The broad majority of marketers (86 percent) are investing heavily in SEO this year to reach Americans regularly searching the web while they shop. But what do consumers and business buyers really know about the search results they see?

Brafton hit the streets of Boston to ask locals and tourists across demographics some questions about Google and its results to gauge their search IQ. We questioned them about the layout of Google SERPs, the meaning of “S-E-O,” their most frequently searched subjects and more. Check out the full video and read on for the biggest highlights for marketers.

SEO: “Search Engine….. Original?”

While people generally acknowledge that Google makes its money through ads, some are more clear than others about where paid versus organic results lay on a SERP. And most of them were not sure what “SEO” was … even if they had heard of it.  With this in mind, marketers should remember that paid search and SEO work well together to give a brand maximum exposure on results pages (and 50 percent of Americans are more likely to click on results when the site appears multiple times on a SERP).

In demand: News and local content

Another key takeaway for marketers: Most of our street respondents said they search for news and local information. We recognize a number of respondents were Boston tourists, but even many of the locals said their last Google search was related to finding an eatery or entertainment venue.  Marketers planning their content marketing campaigns should take these points into consideration and write accordingly!

Check out Brafton’s “local SEO blueprint” (complete with a tutorial graphic) and our free white paper on using industry news for content marketing to learn more.

B2B SEO: Americans research business decisions

Other popular search subjects included sports information and business applications. The latter encompassed everything from research on software and services to guides and best practices (with one respondent who worked in HR claimed to search for insights on how to hire good candidates before every interview). This should be good news for business to business firms investing in search marketing and content – and a good reminder that B2B ultimately means B2P (business to people!) as you still have to appeal to the humans making business purchase decisions.

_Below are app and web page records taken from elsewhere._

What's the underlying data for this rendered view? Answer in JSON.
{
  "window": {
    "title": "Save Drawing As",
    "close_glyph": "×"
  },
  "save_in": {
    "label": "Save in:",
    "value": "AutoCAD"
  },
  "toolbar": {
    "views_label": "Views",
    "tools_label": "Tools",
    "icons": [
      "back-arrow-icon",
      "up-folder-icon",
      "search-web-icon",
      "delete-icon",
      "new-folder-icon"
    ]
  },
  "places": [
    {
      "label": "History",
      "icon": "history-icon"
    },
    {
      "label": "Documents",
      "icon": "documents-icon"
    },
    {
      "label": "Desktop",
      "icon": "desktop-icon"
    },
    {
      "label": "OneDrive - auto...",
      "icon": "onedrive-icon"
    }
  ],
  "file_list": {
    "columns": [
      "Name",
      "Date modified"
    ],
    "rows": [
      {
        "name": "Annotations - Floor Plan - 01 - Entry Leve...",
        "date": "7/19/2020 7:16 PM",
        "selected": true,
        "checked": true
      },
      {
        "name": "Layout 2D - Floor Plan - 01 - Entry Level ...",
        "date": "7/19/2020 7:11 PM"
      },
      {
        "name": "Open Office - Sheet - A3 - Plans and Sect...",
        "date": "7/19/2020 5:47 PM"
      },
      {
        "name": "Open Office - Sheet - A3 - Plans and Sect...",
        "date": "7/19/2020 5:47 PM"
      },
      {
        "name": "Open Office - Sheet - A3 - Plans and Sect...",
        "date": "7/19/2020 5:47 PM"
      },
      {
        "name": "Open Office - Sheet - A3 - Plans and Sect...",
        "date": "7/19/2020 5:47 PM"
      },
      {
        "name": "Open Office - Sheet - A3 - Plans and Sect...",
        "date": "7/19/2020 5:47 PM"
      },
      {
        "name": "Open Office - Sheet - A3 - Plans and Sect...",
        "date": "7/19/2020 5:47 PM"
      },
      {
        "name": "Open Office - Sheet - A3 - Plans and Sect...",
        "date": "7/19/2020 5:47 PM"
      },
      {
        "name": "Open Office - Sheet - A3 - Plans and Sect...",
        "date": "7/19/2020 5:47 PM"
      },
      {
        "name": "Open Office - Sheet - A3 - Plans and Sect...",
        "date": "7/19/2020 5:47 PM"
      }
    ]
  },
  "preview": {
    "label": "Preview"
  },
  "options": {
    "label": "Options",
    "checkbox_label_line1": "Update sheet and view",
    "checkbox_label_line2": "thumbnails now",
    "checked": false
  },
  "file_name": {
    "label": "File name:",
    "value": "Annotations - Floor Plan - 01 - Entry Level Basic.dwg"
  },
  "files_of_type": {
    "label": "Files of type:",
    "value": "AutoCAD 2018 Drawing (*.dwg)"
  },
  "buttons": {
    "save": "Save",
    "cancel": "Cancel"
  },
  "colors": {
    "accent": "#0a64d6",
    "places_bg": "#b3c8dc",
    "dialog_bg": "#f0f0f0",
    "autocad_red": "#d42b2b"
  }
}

Stay tuned for more Brafton “Street Smarts” to help you see what your audiences know about web marketing.